and replace it with your own preference, but it will either make you
lose features or force you to implement all code to make them work
together with the rest of framework yourself.

From what I can see, the concept of Merb being faster than Rails is
based on comments from the past. Most of them have to do with Merb
being threadsafe and Rails being single threaded. But, if you look
back at the speed of Rails 1.1.6 (when the whole Merb being so much
faster blog posts started appearing) and compare it to Rails >2, the
difference is huge. There has changed so much in the last year that
you can’t just compare the comments from then to how Rails performs
right now. Also, the good thing about opensource projects is they can
borrow ideas from each other. Rails 2.2 will be threadsafe for one. If
it will make such a dramatic difference is to be seen, but it will
sound good in one of those tech meetings in enterprises, that’s for
sure.

Like some of the other people replied, don’t assume switching to Merb
will make your app so much better. It’s another framework to get used
to and unless you have a real deep understanding of Ruby, you’ll hit
more walls with Merb than you ever will when using Rails.

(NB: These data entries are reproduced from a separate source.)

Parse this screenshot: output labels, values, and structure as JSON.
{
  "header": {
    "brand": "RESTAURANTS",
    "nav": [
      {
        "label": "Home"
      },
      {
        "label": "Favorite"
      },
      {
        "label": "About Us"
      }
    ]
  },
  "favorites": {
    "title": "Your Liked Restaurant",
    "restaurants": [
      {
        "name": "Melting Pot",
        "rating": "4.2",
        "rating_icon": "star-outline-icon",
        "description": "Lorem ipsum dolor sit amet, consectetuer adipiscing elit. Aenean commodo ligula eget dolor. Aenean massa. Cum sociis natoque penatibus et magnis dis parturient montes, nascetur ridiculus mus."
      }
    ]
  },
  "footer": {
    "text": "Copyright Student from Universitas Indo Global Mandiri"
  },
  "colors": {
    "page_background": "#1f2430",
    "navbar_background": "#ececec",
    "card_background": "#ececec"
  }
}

That said, I love Merb just as much as I love Rails, and the choice
for either one would depend on the project. However, if I would be new
to Ruby instead of working fulltime on Rails apps for over two or
three years now, I would never ever go for Merb. It’s better having a
big brother like Rails forcing you to be civilized and structured than
having the “do-whatever-you-want” attitude of Merb.

Best regards

Peter De Berdt